Return all the entries word for word.

• [GIVEN RECORDS]:
........

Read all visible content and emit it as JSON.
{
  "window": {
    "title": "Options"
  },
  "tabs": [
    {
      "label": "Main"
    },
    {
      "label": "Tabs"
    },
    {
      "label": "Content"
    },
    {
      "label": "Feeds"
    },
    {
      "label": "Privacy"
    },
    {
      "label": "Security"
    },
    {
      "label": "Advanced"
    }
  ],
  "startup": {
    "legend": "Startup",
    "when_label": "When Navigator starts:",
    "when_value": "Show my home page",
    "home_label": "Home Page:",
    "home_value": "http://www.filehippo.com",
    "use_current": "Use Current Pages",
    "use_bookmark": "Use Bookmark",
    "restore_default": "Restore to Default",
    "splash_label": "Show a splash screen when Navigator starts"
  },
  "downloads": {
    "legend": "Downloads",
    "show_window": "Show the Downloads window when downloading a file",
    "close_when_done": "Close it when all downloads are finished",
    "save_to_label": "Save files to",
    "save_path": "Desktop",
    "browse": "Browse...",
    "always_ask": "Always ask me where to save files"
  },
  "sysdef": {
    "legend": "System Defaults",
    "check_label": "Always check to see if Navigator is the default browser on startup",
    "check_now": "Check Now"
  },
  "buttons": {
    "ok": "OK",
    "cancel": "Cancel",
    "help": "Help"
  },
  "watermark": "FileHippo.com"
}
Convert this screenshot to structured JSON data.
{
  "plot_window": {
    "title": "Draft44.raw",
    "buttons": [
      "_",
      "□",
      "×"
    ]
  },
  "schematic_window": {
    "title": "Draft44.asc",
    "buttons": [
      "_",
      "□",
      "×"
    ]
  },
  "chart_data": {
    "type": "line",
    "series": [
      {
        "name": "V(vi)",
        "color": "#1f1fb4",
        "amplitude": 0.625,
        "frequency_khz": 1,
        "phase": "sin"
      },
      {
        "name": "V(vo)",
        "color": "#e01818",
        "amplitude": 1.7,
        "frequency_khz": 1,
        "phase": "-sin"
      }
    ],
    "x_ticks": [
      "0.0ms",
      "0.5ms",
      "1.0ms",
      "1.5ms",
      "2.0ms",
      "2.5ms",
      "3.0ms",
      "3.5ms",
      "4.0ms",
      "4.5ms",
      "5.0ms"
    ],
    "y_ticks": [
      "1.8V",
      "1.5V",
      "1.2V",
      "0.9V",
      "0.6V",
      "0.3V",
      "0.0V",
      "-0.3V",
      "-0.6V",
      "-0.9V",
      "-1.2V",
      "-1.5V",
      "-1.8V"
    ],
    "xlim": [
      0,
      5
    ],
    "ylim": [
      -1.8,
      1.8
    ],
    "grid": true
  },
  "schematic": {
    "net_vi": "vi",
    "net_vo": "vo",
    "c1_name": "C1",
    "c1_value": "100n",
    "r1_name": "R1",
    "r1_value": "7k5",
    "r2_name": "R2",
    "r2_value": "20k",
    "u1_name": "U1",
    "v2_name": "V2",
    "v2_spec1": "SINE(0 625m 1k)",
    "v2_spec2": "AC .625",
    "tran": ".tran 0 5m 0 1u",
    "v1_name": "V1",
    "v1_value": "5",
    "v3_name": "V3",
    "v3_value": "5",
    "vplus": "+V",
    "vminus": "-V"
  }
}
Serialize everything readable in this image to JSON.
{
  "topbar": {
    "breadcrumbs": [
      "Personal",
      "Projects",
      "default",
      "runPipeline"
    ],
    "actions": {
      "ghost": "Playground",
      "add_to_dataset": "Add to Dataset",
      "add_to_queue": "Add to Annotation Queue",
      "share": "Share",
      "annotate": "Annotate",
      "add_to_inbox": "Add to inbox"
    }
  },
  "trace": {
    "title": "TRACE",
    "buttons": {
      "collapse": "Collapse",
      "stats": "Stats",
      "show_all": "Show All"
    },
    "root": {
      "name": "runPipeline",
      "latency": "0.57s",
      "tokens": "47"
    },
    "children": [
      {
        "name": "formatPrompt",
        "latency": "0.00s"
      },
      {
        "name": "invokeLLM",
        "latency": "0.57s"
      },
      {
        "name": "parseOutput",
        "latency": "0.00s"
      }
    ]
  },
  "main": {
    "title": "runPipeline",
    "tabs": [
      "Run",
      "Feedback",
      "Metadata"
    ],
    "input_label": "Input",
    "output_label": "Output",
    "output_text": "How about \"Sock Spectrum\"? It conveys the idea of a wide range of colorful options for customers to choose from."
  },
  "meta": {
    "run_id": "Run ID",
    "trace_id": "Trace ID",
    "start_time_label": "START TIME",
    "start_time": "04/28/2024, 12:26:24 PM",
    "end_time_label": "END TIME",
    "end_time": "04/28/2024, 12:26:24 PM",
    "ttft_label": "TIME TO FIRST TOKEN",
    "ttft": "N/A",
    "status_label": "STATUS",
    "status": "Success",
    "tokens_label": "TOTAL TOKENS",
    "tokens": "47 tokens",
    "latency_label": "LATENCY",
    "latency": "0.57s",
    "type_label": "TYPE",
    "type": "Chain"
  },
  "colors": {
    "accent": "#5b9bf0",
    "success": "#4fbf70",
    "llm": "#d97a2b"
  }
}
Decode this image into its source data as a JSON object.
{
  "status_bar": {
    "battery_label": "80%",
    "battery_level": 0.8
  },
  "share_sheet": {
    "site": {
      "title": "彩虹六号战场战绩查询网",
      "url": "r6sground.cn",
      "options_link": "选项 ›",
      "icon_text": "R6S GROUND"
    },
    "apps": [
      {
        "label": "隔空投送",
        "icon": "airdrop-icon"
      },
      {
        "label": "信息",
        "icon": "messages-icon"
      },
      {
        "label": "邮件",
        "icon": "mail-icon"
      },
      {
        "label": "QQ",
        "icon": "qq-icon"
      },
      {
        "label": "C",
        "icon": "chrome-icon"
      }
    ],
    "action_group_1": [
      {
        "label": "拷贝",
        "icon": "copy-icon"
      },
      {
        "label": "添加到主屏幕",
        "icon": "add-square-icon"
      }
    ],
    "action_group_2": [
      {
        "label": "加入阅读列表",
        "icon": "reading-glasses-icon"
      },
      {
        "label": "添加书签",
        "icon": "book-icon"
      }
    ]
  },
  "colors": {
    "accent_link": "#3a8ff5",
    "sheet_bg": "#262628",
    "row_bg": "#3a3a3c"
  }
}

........

• [REPLY TO THE TASK]:
Read all visible content and emit it as JSON.
{
  "window": {
    "title": "Options"
  },
  "tabs": [
    {
      "label": "Main"
    },
    {
      "label": "Tabs"
    },
    {
      "label": "Content"
    },
    {
      "label": "Feeds"
    },
    {
      "label": "Privacy"
    },
    {
      "label": "Security"
    },
    {
      "label": "Advanced"
    }
  ],
  "startup": {
    "legend": "Startup",
    "when_label": "When Navigator starts:",
    "when_value": "Show my home page",
    "home_label": "Home Page:",
    "home_value": "http://www.filehippo.com",
    "use_current": "Use Current Pages",
    "use_bookmark": "Use Bookmark",
    "restore_default": "Restore to Default",
    "splash_label": "Show a splash screen when Navigator starts"
  },
  "downloads": {
    "legend": "Downloads",
    "show_window": "Show the Downloads window when downloading a file",
    "close_when_done": "Close it when all downloads are finished",
    "save_to_label": "Save files to",
    "save_path": "Desktop",
    "browse": "Browse...",
    "always_ask": "Always ask me where to save files"
  },
  "sysdef": {
    "legend": "System Defaults",
    "check_label": "Always check to see if Navigator is the default browser on startup",
    "check_now": "Check Now"
  },
  "buttons": {
    "ok": "OK",
    "cancel": "Cancel",
    "help": "Help"
  },
  "watermark": "FileHippo.com"
}
Convert this screenshot to structured JSON data.
{
  "plot_window": {
    "title": "Draft44.raw",
    "buttons": [
      "_",
      "□",
      "×"
    ]
  },
  "schematic_window": {
    "title": "Draft44.asc",
    "buttons": [
      "_",
      "□",
      "×"
    ]
  },
  "chart_data": {
    "type": "line",
    "series": [
      {
        "name": "V(vi)",
        "color": "#1f1fb4",
        "amplitude": 0.625,
        "frequency_khz": 1,
        "phase": "sin"
      },
      {
        "name": "V(vo)",
        "color": "#e01818",
        "amplitude": 1.7,
        "frequency_khz": 1,
        "phase": "-sin"
      }
    ],
    "x_ticks": [
      "0.0ms",
      "0.5ms",
      "1.0ms",
      "1.5ms",
      "2.0ms",
      "2.5ms",
      "3.0ms",
      "3.5ms",
      "4.0ms",
      "4.5ms",
      "5.0ms"
    ],
    "y_ticks": [
      "1.8V",
      "1.5V",
      "1.2V",
      "0.9V",
      "0.6V",
      "0.3V",
      "0.0V",
      "-0.3V",
      "-0.6V",
      "-0.9V",
      "-1.2V",
      "-1.5V",
      "-1.8V"
    ],
    "xlim": [
      0,
      5
    ],
    "ylim": [
      -1.8,
      1.8
    ],
    "grid": true
  },
  "schematic": {
    "net_vi": "vi",
    "net_vo": "vo",
    "c1_name": "C1",
    "c1_value": "100n",
    "r1_name": "R1",
    "r1_value": "7k5",
    "r2_name": "R2",
    "r2_value": "20k",
    "u1_name": "U1",
    "v2_name": "V2",
    "v2_spec1": "SINE(0 625m 1k)",
    "v2_spec2": "AC .625",
    "tran": ".tran 0 5m 0 1u",
    "v1_name": "V1",
    "v1_value": "5",
    "v3_name": "V3",
    "v3_value": "5",
    "vplus": "+V",
    "vminus": "-V"
  }
}
Serialize everything readable in this image to JSON.
{
  "topbar": {
    "breadcrumbs": [
      "Personal",
      "Projects",
      "default",
      "runPipeline"
    ],
    "actions": {
      "ghost": "Playground",
      "add_to_dataset": "Add to Dataset",
      "add_to_queue": "Add to Annotation Queue",
      "share": "Share",
      "annotate": "Annotate",
      "add_to_inbox": "Add to inbox"
    }
  },
  "trace": {
    "title": "TRACE",
    "buttons": {
      "collapse": "Collapse",
      "stats": "Stats",
      "show_all": "Show All"
    },
    "root": {
      "name": "runPipeline",
      "latency": "0.57s",
      "tokens": "47"
    },
    "children": [
      {
        "name": "formatPrompt",
        "latency": "0.00s"
      },
      {
        "name": "invokeLLM",
        "latency": "0.57s"
      },
      {
        "name": "parseOutput",
        "latency": "0.00s"
      }
    ]
  },
  "main": {
    "title": "runPipeline",
    "tabs": [
      "Run",
      "Feedback",
      "Metadata"
    ],
    "input_label": "Input",
    "output_label": "Output",
    "output_text": "How about \"Sock Spectrum\"? It conveys the idea of a wide range of colorful options for customers to choose from."
  },
  "meta": {
    "run_id": "Run ID",
    "trace_id": "Trace ID",
    "start_time_label": "START TIME",
    "start_time": "04/28/2024, 12:26:24 PM",
    "end_time_label": "END TIME",
    "end_time": "04/28/2024, 12:26:24 PM",
    "ttft_label": "TIME TO FIRST TOKEN",
    "ttft": "N/A",
    "status_label": "STATUS",
    "status": "Success",
    "tokens_label": "TOTAL TOKENS",
    "tokens": "47 tokens",
    "latency_label": "LATENCY",
    "latency": "0.57s",
    "type_label": "TYPE",
    "type": "Chain"
  },
  "colors": {
    "accent": "#5b9bf0",
    "success": "#4fbf70",
    "llm": "#d97a2b"
  }
}
Decode this image into its source data as a JSON object.
{
  "status_bar": {
    "battery_label": "80%",
    "battery_level": 0.8
  },
  "share_sheet": {
    "site": {
      "title": "彩虹六号战场战绩查询网",
      "url": "r6sground.cn",
      "options_link": "选项 ›",
      "icon_text": "R6S GROUND"
    },
    "apps": [
      {
        "label": "隔空投送",
        "icon": "airdrop-icon"
      },
      {
        "label": "信息",
        "icon": "messages-icon"
      },
      {
        "label": "邮件",
        "icon": "mail-icon"
      },
      {
        "label": "QQ",
        "icon": "qq-icon"
      },
      {
        "label": "C",
        "icon": "chrome-icon"
      }
    ],
    "action_group_1": [
      {
        "label": "拷贝",
        "icon": "copy-icon"
      },
      {
        "label": "添加到主屏幕",
        "icon": "add-square-icon"
      }
    ],
    "action_group_2": [
      {
        "label": "加入阅读列表",
        "icon": "reading-glasses-icon"
      },
      {
        "label": "添加书签",
        "icon": "book-icon"
      }
    ]
  },
  "colors": {
    "accent_link": "#3a8ff5",
    "sheet_bg": "#262628",
    "row_bg": "#3a3a3c"
  }
}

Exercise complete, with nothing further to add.